UK-based digital health company, BioBeats, is making changes to their stress monitoring app to accommodate for other factors of well-being. The evolution of the startup is being spurred by Microsoft’s decision to withdraw their wearable fitness tracker, the Microsoft Band, from the market.
BioBeats used the Microsoft Band as the hardware to run their app. The fitness tracker was distributed to 560 UK employees of the French bank, BNP Paribas, for a pilot study on workplace-related stress.
While that study – which collected over 60 gigabytes of data – was completed in August, neither BioBeats nor the academics who lead the study have released any of the study’s findings. However, BioBeats did comment in a press release that “scientific findings include perceived/actual stress, links between stress and ruminators, and the outcome of breathing as an intervention.”
According to BioBeats CEO, David Plans, the company may be losing access to the Microsoft Band, but they are gaining a partnership with Google. They are in the early stages of developing this collaboration, and currently choosing their hardware and software.
BioBeats is also conducting larger studies, one of which involves tracking 41,000 people in a non-controlled environment. These types of studies should help the digital health company further refine its AI.

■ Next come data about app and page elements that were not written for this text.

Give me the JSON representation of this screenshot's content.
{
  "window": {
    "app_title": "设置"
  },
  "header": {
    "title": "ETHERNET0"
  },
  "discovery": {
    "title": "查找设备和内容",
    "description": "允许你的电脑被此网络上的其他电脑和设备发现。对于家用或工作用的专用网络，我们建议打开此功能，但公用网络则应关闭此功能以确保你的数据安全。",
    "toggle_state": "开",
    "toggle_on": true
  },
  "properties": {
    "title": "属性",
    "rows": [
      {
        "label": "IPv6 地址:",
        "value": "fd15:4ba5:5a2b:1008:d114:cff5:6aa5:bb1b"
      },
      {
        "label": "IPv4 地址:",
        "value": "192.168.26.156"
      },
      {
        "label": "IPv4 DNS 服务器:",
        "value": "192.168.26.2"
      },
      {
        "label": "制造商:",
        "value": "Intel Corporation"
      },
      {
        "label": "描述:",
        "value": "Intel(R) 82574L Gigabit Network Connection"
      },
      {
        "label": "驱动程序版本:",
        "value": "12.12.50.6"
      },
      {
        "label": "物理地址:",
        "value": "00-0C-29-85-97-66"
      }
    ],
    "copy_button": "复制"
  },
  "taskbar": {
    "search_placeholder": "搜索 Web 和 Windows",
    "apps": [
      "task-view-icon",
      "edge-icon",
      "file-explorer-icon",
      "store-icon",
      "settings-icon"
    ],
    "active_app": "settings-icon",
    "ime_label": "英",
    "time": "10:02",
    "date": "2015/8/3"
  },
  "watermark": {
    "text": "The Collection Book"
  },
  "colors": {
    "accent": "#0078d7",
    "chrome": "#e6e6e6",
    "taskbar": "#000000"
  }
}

“We focus on predictive analytics and the intelligence behind it,” said Plans. The company’s apps use artificial intelligence in the cloud, which Plans says look for “instances of well-being.”

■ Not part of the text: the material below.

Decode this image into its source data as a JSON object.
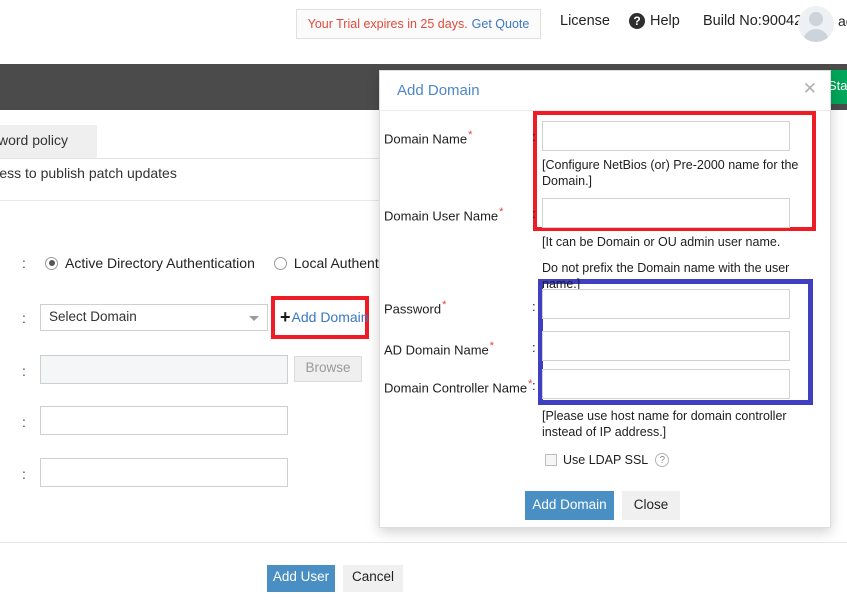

With the BNP Paribas study, the company set their sights on identifying central nervous system issues. One of the activities the study participants were asked to do was to breath in specific ways in order to induce stress.

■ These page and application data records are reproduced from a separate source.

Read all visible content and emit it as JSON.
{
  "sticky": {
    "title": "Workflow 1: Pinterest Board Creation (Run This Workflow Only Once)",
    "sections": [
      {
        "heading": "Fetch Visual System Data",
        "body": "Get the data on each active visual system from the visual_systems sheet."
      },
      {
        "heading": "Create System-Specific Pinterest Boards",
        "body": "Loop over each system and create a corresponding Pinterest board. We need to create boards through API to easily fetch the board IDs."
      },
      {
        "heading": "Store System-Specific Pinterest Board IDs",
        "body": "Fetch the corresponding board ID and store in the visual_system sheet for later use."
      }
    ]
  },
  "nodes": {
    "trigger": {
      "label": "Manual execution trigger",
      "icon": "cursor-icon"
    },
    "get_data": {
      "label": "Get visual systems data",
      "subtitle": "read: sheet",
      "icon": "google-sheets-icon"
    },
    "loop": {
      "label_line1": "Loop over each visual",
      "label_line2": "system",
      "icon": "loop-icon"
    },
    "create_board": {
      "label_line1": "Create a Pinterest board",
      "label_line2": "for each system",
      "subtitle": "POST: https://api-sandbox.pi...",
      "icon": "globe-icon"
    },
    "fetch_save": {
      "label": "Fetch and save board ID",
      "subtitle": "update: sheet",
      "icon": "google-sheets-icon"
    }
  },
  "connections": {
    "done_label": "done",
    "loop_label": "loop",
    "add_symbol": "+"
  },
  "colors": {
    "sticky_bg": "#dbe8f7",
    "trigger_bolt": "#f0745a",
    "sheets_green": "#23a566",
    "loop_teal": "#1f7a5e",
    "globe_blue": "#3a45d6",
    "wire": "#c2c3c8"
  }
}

This stress research has helped BioBeats to identify markers for cardiovascular health, but Plans said the company is now branching out into other areas. Their next challenges is to detect and model markers of neuropathy.
“It’s turning into an overall well-being platform,” said Plans. “As our machine learning gets more sophisticated, it becomes of more use to large employers that have a lot of [private medical insurance] claims.”
Because the app does not claim to be diagnostic, it is not required to seek regulatory clearance by the US Food and Drug Administration (FDA) or the European Medicines Agency (EMA). Instead, the app simply points to markers of potential health issues, which can be forwarded along to healthcare professionals.
The company expects to launch a new version of the BioBeats app sometime next month, with new wearables due out next year. In 2017, they also plan to try to enter the US market with their mobile health app.